- **ACTION ITEM**:
Please copy all of the entries exactly, but drop every picture.

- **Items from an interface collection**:

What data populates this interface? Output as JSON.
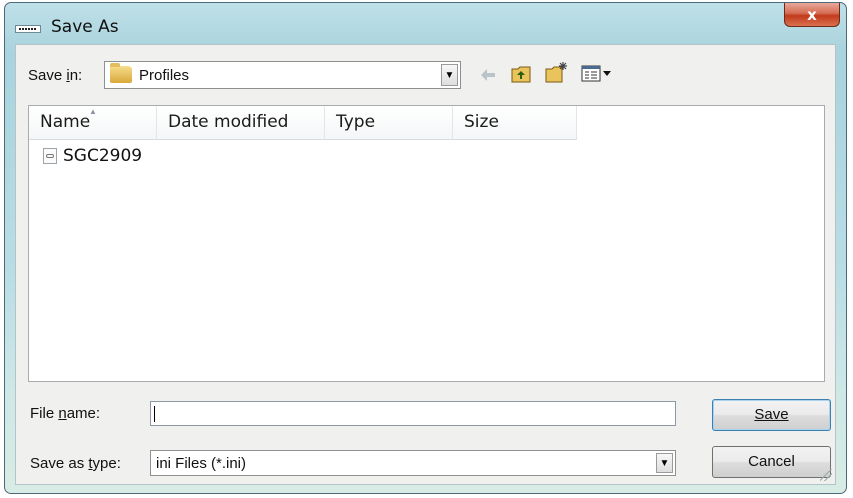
{
  "window": {
    "title": "Save As",
    "close_label": "x"
  },
  "toolbar": {
    "save_in_label": "Save in:",
    "save_in_value": "Profiles",
    "icons": [
      "back-arrow-icon",
      "up-folder-icon",
      "new-folder-icon",
      "view-menu-icon"
    ]
  },
  "list": {
    "columns": [
      "Name",
      "Date modified",
      "Type",
      "Size"
    ],
    "items": [
      {
        "name": "SGC2909",
        "icon": "settings-file-icon"
      }
    ]
  },
  "form": {
    "file_name_label": "File name:",
    "file_name_value": "",
    "save_as_type_label": "Save as type:",
    "save_as_type_value": "ini Files (*.ini)"
  },
  "buttons": {
    "save": "Save",
    "cancel": "Cancel"
  },
  "colors": {
    "close_button": "#c2391c",
    "title_glass": "#a9d3dd"
  }
}
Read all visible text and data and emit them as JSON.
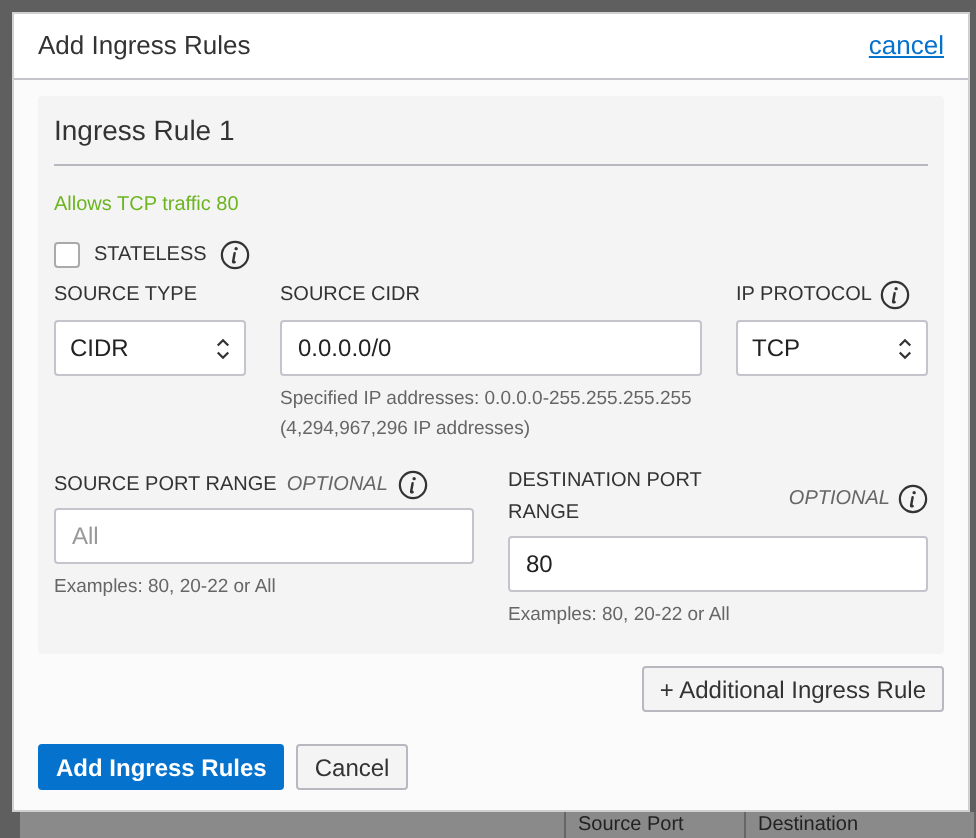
{
  "dialog": {
    "title": "Add Ingress Rules",
    "cancel_link": "cancel"
  },
  "rules": [
    {
      "title": "Ingress Rule 1",
      "summary": "Allows TCP traffic 80",
      "stateless": {
        "label": "STATELESS",
        "checked": false
      },
      "source_type": {
        "label": "SOURCE TYPE",
        "value": "CIDR"
      },
      "source_cidr": {
        "label": "SOURCE CIDR",
        "value": "0.0.0.0/0",
        "help": "Specified IP addresses: 0.0.0.0-255.255.255.255 (4,294,967,296 IP addresses)"
      },
      "ip_protocol": {
        "label": "IP PROTOCOL",
        "value": "TCP"
      },
      "source_port_range": {
        "label": "SOURCE PORT RANGE",
        "optional": "OPTIONAL",
        "placeholder": "All",
        "help": "Examples: 80, 20-22 or All"
      },
      "destination_port_range": {
        "label": "DESTINATION PORT RANGE",
        "optional": "OPTIONAL",
        "value": "80",
        "help": "Examples: 80, 20-22 or All"
      }
    }
  ],
  "additional_rule_button": "+ Additional Ingress Rule",
  "buttons": [
    {
      "label": "Add Ingress Rules",
      "kind": "primary"
    },
    {
      "label": "Cancel",
      "kind": "secondary"
    }
  ],
  "background_table": {
    "columns": [
      "Source Port",
      "Destination"
    ]
  }
}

- **WRITTEN REPLY**:
What data populates this interface? Output as JSON.
{
  "window": {
    "title": "Save As",
    "close_label": "x"
  },
  "toolbar": {
    "save_in_label": "Save in:",
    "save_in_value": "Profiles",
    "icons": [
      "back-arrow-icon",
      "up-folder-icon",
      "new-folder-icon",
      "view-menu-icon"
    ]
  },
  "list": {
    "columns": [
      "Name",
      "Date modified",
      "Type",
      "Size"
    ],
    "items": [
      {
        "name": "SGC2909",
        "icon": "settings-file-icon"
      }
    ]
  },
  "form": {
    "file_name_label": "File name:",
    "file_name_value": "",
    "save_as_type_label": "Save as type:",
    "save_as_type_value": "ini Files (*.ini)"
  },
  "buttons": {
    "save": "Save",
    "cancel": "Cancel"
  },
  "colors": {
    "close_button": "#c2391c",
    "title_glass": "#a9d3dd"
  }
}
Read all visible text and data and emit them as JSON.
{
  "dialog": {
    "title": "Add Ingress Rules",
    "cancel_link": "cancel"
  },
  "rules": [
    {
      "title": "Ingress Rule 1",
      "summary": "Allows TCP traffic 80",
      "stateless": {
        "label": "STATELESS",
        "checked": false
      },
      "source_type": {
        "label": "SOURCE TYPE",
        "value": "CIDR"
      },
      "source_cidr": {
        "label": "SOURCE CIDR",
        "value": "0.0.0.0/0",
        "help": "Specified IP addresses: 0.0.0.0-255.255.255.255 (4,294,967,296 IP addresses)"
      },
      "ip_protocol": {
        "label": "IP PROTOCOL",
        "value": "TCP"
      },
      "source_port_range": {
        "label": "SOURCE PORT RANGE",
        "optional": "OPTIONAL",
        "placeholder": "All",
        "help": "Examples: 80, 20-22 or All"
      },
      "destination_port_range": {
        "label": "DESTINATION PORT RANGE",
        "optional": "OPTIONAL",
        "value": "80",
        "help": "Examples: 80, 20-22 or All"
      }
    }
  ],
  "additional_rule_button": "+ Additional Ingress Rule",
  "buttons": [
    {
      "label": "Add Ingress Rules",
      "kind": "primary"
    },
    {
      "label": "Cancel",
      "kind": "secondary"
    }
  ],
  "background_table": {
    "columns": [
      "Source Port",
      "Destination"
    ]
  }
}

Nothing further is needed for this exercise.